- _Work to be completed_
Exact duplicates of all entries are needed.

-- -- --

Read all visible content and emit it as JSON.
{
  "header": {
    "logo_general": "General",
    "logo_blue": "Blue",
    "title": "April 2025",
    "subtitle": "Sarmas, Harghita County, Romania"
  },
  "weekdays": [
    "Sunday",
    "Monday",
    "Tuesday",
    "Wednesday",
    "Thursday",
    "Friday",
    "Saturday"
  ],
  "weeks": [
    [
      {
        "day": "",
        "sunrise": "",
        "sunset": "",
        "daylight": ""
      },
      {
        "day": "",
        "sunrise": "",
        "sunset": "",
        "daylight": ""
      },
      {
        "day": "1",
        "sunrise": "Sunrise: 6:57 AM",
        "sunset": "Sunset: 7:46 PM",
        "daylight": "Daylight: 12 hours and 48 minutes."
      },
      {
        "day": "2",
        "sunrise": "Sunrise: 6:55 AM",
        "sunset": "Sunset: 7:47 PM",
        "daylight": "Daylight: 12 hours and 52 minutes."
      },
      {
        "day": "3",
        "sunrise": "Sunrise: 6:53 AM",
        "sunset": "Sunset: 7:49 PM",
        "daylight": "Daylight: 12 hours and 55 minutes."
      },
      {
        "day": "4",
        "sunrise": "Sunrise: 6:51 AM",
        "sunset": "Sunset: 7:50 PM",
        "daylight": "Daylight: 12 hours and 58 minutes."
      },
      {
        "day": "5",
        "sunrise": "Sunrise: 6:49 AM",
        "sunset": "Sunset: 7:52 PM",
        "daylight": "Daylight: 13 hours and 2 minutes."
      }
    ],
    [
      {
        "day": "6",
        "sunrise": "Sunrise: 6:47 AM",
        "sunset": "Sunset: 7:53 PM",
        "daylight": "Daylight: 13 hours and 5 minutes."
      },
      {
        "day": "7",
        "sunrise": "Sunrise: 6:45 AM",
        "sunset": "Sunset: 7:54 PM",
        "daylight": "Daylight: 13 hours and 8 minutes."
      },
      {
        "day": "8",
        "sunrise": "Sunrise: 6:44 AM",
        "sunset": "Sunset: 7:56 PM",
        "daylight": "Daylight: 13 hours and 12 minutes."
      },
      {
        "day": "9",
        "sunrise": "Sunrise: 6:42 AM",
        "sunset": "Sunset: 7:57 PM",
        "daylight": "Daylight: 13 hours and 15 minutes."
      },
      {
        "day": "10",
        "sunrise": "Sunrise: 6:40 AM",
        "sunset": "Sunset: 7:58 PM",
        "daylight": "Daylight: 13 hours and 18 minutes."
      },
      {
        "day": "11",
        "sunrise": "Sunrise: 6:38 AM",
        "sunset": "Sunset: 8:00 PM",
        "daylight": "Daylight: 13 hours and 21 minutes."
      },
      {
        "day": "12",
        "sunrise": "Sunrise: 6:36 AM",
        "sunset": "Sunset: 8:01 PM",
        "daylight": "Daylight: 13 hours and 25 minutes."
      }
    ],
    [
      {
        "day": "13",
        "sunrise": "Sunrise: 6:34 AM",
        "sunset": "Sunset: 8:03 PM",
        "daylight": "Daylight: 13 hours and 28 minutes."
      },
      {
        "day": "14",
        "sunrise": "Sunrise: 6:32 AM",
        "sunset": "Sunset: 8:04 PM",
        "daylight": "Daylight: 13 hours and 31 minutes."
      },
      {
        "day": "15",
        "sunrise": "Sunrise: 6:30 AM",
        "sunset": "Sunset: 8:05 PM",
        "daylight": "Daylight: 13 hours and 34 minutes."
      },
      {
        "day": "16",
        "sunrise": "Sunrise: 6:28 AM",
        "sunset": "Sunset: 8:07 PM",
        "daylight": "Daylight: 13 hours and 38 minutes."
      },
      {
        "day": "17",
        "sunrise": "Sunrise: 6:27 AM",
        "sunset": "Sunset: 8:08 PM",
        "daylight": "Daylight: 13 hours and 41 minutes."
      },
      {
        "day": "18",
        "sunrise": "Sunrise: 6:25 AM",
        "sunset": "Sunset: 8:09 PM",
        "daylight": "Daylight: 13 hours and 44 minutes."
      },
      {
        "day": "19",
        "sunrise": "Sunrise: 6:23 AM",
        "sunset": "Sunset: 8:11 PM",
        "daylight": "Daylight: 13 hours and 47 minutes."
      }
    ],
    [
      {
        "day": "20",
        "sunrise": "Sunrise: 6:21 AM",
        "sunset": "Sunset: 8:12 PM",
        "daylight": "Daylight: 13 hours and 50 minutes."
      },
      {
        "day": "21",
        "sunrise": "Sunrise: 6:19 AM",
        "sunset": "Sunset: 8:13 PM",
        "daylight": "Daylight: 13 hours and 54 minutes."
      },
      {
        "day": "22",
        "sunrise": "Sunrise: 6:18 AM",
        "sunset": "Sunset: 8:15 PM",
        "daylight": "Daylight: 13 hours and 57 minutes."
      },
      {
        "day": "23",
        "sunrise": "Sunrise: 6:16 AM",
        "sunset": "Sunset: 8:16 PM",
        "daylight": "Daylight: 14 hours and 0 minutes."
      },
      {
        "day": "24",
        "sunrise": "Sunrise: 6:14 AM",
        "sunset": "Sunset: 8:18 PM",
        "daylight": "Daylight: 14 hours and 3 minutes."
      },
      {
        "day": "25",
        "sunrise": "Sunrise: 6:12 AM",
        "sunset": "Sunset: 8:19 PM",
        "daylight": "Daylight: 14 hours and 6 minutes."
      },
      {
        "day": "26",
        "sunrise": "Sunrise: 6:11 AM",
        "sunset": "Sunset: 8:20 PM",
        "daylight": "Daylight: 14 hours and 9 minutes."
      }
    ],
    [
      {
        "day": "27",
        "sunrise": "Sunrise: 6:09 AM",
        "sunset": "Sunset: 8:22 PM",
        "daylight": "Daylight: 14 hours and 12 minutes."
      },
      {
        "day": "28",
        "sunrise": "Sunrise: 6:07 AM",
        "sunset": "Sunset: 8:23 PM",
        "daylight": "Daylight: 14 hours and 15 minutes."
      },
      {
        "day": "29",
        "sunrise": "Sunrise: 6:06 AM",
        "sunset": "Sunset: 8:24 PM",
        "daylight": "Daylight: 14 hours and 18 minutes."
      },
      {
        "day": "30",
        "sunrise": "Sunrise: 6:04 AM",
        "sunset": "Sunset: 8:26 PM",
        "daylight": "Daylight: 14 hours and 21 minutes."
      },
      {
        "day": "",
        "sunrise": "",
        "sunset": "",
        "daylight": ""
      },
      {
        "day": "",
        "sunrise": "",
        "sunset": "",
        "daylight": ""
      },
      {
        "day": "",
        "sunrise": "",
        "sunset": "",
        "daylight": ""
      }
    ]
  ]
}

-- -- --

- _Answer to this exercise_
Read all visible content and emit it as JSON.
{
  "header": {
    "logo_general": "General",
    "logo_blue": "Blue",
    "title": "April 2025",
    "subtitle": "Sarmas, Harghita County, Romania"
  },
  "weekdays": [
    "Sunday",
    "Monday",
    "Tuesday",
    "Wednesday",
    "Thursday",
    "Friday",
    "Saturday"
  ],
  "weeks": [
    [
      {
        "day": "",
        "sunrise": "",
        "sunset": "",
        "daylight": ""
      },
      {
        "day": "",
        "sunrise": "",
        "sunset": "",
        "daylight": ""
      },
      {
        "day": "1",
        "sunrise": "Sunrise: 6:57 AM",
        "sunset": "Sunset: 7:46 PM",
        "daylight": "Daylight: 12 hours and 48 minutes."
      },
      {
        "day": "2",
        "sunrise": "Sunrise: 6:55 AM",
        "sunset": "Sunset: 7:47 PM",
        "daylight": "Daylight: 12 hours and 52 minutes."
      },
      {
        "day": "3",
        "sunrise": "Sunrise: 6:53 AM",
        "sunset": "Sunset: 7:49 PM",
        "daylight": "Daylight: 12 hours and 55 minutes."
      },
      {
        "day": "4",
        "sunrise": "Sunrise: 6:51 AM",
        "sunset": "Sunset: 7:50 PM",
        "daylight": "Daylight: 12 hours and 58 minutes."
      },
      {
        "day": "5",
        "sunrise": "Sunrise: 6:49 AM",
        "sunset": "Sunset: 7:52 PM",
        "daylight": "Daylight: 13 hours and 2 minutes."
      }
    ],
    [
      {
        "day": "6",
        "sunrise": "Sunrise: 6:47 AM",
        "sunset": "Sunset: 7:53 PM",
        "daylight": "Daylight: 13 hours and 5 minutes."
      },
      {
        "day": "7",
        "sunrise": "Sunrise: 6:45 AM",
        "sunset": "Sunset: 7:54 PM",
        "daylight": "Daylight: 13 hours and 8 minutes."
      },
      {
        "day": "8",
        "sunrise": "Sunrise: 6:44 AM",
        "sunset": "Sunset: 7:56 PM",
        "daylight": "Daylight: 13 hours and 12 minutes."
      },
      {
        "day": "9",
        "sunrise": "Sunrise: 6:42 AM",
        "sunset": "Sunset: 7:57 PM",
        "daylight": "Daylight: 13 hours and 15 minutes."
      },
      {
        "day": "10",
        "sunrise": "Sunrise: 6:40 AM",
        "sunset": "Sunset: 7:58 PM",
        "daylight": "Daylight: 13 hours and 18 minutes."
      },
      {
        "day": "11",
        "sunrise": "Sunrise: 6:38 AM",
        "sunset": "Sunset: 8:00 PM",
        "daylight": "Daylight: 13 hours and 21 minutes."
      },
      {
        "day": "12",
        "sunrise": "Sunrise: 6:36 AM",
        "sunset": "Sunset: 8:01 PM",
        "daylight": "Daylight: 13 hours and 25 minutes."
      }
    ],
    [
      {
        "day": "13",
        "sunrise": "Sunrise: 6:34 AM",
        "sunset": "Sunset: 8:03 PM",
        "daylight": "Daylight: 13 hours and 28 minutes."
      },
      {
        "day": "14",
        "sunrise": "Sunrise: 6:32 AM",
        "sunset": "Sunset: 8:04 PM",
        "daylight": "Daylight: 13 hours and 31 minutes."
      },
      {
        "day": "15",
        "sunrise": "Sunrise: 6:30 AM",
        "sunset": "Sunset: 8:05 PM",
        "daylight": "Daylight: 13 hours and 34 minutes."
      },
      {
        "day": "16",
        "sunrise": "Sunrise: 6:28 AM",
        "sunset": "Sunset: 8:07 PM",
        "daylight": "Daylight: 13 hours and 38 minutes."
      },
      {
        "day": "17",
        "sunrise": "Sunrise: 6:27 AM",
        "sunset": "Sunset: 8:08 PM",
        "daylight": "Daylight: 13 hours and 41 minutes."
      },
      {
        "day": "18",
        "sunrise": "Sunrise: 6:25 AM",
        "sunset": "Sunset: 8:09 PM",
        "daylight": "Daylight: 13 hours and 44 minutes."
      },
      {
        "day": "19",
        "sunrise": "Sunrise: 6:23 AM",
        "sunset": "Sunset: 8:11 PM",
        "daylight": "Daylight: 13 hours and 47 minutes."
      }
    ],
    [
      {
        "day": "20",
        "sunrise": "Sunrise: 6:21 AM",
        "sunset": "Sunset: 8:12 PM",
        "daylight": "Daylight: 13 hours and 50 minutes."
      },
      {
        "day": "21",
        "sunrise": "Sunrise: 6:19 AM",
        "sunset": "Sunset: 8:13 PM",
        "daylight": "Daylight: 13 hours and 54 minutes."
      },
      {
        "day": "22",
        "sunrise": "Sunrise: 6:18 AM",
        "sunset": "Sunset: 8:15 PM",
        "daylight": "Daylight: 13 hours and 57 minutes."
      },
      {
        "day": "23",
        "sunrise": "Sunrise: 6:16 AM",
        "sunset": "Sunset: 8:16 PM",
        "daylight": "Daylight: 14 hours and 0 minutes."
      },
      {
        "day": "24",
        "sunrise": "Sunrise: 6:14 AM",
        "sunset": "Sunset: 8:18 PM",
        "daylight": "Daylight: 14 hours and 3 minutes."
      },
      {
        "day": "25",
        "sunrise": "Sunrise: 6:12 AM",
        "sunset": "Sunset: 8:19 PM",
        "daylight": "Daylight: 14 hours and 6 minutes."
      },
      {
        "day": "26",
        "sunrise": "Sunrise: 6:11 AM",
        "sunset": "Sunset: 8:20 PM",
        "daylight": "Daylight: 14 hours and 9 minutes."
      }
    ],
    [
      {
        "day": "27",
        "sunrise": "Sunrise: 6:09 AM",
        "sunset": "Sunset: 8:22 PM",
        "daylight": "Daylight: 14 hours and 12 minutes."
      },
      {
        "day": "28",
        "sunrise": "Sunrise: 6:07 AM",
        "sunset": "Sunset: 8:23 PM",
        "daylight": "Daylight: 14 hours and 15 minutes."
      },
      {
        "day": "29",
        "sunrise": "Sunrise: 6:06 AM",
        "sunset": "Sunset: 8:24 PM",
        "daylight": "Daylight: 14 hours and 18 minutes."
      },
      {
        "day": "30",
        "sunrise": "Sunrise: 6:04 AM",
        "sunset": "Sunset: 8:26 PM",
        "daylight": "Daylight: 14 hours and 21 minutes."
      },
      {
        "day": "",
        "sunrise": "",
        "sunset": "",
        "daylight": ""
      },
      {
        "day": "",
        "sunrise": "",
        "sunset": "",
        "daylight": ""
      },
      {
        "day": "",
        "sunrise": "",
        "sunset": "",
        "daylight": ""
      }
    ]
  ]
}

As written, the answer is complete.